%%

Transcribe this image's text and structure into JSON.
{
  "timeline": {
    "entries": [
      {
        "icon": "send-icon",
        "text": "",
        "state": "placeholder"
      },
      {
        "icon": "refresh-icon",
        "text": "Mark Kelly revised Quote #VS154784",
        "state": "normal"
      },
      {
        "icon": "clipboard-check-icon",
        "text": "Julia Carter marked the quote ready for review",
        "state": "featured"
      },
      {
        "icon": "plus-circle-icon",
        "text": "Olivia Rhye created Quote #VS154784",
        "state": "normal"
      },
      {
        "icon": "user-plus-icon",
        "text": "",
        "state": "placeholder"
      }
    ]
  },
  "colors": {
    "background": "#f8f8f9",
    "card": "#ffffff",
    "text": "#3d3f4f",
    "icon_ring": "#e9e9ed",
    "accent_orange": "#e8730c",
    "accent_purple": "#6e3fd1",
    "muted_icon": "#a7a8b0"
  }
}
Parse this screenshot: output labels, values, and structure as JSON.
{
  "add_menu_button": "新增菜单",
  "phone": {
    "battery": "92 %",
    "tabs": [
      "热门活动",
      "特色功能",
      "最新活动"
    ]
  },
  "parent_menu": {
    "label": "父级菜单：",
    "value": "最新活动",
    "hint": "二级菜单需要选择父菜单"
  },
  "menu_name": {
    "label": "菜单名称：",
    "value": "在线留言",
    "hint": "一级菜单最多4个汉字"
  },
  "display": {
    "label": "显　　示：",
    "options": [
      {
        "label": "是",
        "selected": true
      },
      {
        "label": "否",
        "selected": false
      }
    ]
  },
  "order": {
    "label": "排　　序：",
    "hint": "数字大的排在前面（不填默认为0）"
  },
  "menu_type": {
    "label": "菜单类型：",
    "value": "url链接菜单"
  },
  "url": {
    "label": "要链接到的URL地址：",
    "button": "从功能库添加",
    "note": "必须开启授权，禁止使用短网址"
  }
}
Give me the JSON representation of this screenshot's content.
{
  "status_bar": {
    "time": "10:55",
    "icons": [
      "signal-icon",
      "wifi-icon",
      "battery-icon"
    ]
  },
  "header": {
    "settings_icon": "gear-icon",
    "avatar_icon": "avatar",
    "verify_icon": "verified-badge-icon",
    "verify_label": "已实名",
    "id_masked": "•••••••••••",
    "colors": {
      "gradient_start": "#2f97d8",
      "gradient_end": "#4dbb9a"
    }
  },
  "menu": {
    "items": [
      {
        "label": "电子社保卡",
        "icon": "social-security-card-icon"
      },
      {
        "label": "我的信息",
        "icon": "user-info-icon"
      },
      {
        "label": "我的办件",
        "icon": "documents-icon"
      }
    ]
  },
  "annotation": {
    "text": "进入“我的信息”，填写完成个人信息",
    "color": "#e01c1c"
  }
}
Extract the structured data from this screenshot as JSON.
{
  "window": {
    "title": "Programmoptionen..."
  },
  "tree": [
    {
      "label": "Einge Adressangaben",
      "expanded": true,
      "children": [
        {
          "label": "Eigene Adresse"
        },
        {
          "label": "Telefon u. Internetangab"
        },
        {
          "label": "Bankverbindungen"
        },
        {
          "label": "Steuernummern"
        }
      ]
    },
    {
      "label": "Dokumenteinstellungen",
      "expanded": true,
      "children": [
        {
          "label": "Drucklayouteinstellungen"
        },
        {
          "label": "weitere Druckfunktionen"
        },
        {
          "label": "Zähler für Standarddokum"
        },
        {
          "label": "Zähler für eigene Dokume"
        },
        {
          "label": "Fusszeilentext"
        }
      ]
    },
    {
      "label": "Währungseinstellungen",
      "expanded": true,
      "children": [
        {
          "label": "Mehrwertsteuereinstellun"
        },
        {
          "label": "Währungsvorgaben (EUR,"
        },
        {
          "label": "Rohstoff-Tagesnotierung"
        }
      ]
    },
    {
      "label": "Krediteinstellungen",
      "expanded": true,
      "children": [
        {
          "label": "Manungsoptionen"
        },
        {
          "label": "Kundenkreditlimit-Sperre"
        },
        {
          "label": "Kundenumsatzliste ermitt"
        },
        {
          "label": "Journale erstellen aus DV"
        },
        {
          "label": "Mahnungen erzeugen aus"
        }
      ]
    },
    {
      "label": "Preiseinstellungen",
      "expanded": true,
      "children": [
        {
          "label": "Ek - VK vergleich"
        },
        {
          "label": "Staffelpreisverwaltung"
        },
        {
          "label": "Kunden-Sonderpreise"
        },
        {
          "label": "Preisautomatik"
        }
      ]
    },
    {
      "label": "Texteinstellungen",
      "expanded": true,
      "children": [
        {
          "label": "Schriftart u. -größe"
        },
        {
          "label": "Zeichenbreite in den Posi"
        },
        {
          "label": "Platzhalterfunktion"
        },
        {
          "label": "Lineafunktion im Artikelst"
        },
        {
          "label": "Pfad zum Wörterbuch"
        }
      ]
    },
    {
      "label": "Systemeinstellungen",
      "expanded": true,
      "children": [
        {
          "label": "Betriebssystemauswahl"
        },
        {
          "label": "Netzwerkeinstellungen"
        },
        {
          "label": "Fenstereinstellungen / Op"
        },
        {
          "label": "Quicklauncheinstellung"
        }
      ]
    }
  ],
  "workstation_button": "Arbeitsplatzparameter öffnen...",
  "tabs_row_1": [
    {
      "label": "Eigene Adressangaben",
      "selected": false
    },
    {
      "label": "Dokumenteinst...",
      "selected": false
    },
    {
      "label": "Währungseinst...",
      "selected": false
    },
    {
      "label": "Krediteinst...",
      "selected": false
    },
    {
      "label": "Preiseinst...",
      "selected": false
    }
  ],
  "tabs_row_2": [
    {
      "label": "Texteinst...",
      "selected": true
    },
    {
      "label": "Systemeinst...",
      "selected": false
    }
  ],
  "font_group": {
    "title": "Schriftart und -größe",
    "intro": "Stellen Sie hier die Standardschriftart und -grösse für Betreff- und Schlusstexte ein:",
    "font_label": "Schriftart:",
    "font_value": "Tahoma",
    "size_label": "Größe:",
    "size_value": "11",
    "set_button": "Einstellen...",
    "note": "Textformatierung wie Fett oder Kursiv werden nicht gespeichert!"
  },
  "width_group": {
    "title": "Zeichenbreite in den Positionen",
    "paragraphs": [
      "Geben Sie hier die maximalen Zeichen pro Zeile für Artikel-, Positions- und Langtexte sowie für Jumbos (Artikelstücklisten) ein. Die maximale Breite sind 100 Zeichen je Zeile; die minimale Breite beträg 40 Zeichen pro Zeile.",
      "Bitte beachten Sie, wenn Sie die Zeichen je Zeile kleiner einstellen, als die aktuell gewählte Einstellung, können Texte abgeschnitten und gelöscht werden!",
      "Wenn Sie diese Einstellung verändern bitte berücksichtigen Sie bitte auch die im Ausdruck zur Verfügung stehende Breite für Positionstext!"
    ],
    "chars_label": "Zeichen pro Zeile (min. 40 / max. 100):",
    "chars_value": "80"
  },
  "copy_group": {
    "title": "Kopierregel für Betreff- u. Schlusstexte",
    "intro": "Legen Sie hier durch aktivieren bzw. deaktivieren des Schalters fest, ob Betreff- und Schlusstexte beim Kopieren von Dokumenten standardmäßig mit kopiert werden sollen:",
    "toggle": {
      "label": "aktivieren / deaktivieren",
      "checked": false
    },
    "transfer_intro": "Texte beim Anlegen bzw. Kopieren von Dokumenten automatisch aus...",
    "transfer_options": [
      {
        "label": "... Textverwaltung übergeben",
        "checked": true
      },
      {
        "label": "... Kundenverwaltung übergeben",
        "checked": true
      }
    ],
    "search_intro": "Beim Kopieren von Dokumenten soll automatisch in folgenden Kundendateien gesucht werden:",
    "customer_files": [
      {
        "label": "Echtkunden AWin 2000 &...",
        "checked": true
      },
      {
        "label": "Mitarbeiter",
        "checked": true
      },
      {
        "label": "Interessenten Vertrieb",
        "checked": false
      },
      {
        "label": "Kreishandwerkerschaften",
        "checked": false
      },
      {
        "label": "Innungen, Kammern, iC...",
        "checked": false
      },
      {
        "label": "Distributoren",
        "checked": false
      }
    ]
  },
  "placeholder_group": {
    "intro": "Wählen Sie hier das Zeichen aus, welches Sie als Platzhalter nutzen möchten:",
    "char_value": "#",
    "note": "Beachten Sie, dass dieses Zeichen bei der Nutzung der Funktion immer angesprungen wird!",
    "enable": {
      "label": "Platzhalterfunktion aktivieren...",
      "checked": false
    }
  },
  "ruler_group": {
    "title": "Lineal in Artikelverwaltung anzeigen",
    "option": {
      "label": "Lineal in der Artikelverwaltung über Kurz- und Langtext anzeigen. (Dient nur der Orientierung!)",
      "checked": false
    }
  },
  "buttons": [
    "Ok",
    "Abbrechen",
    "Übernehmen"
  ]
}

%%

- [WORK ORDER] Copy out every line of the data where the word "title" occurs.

- [RESULT OF THIS EXERCISE]
    "title": "Programmoptionen..."
    "title": "Schriftart und -größe",
    "title": "Zeichenbreite in den Positionen",
    "title": "Kopierregel für Betreff- u. Schlusstexte",
    "title": "Lineal in Artikelverwaltung anzeigen",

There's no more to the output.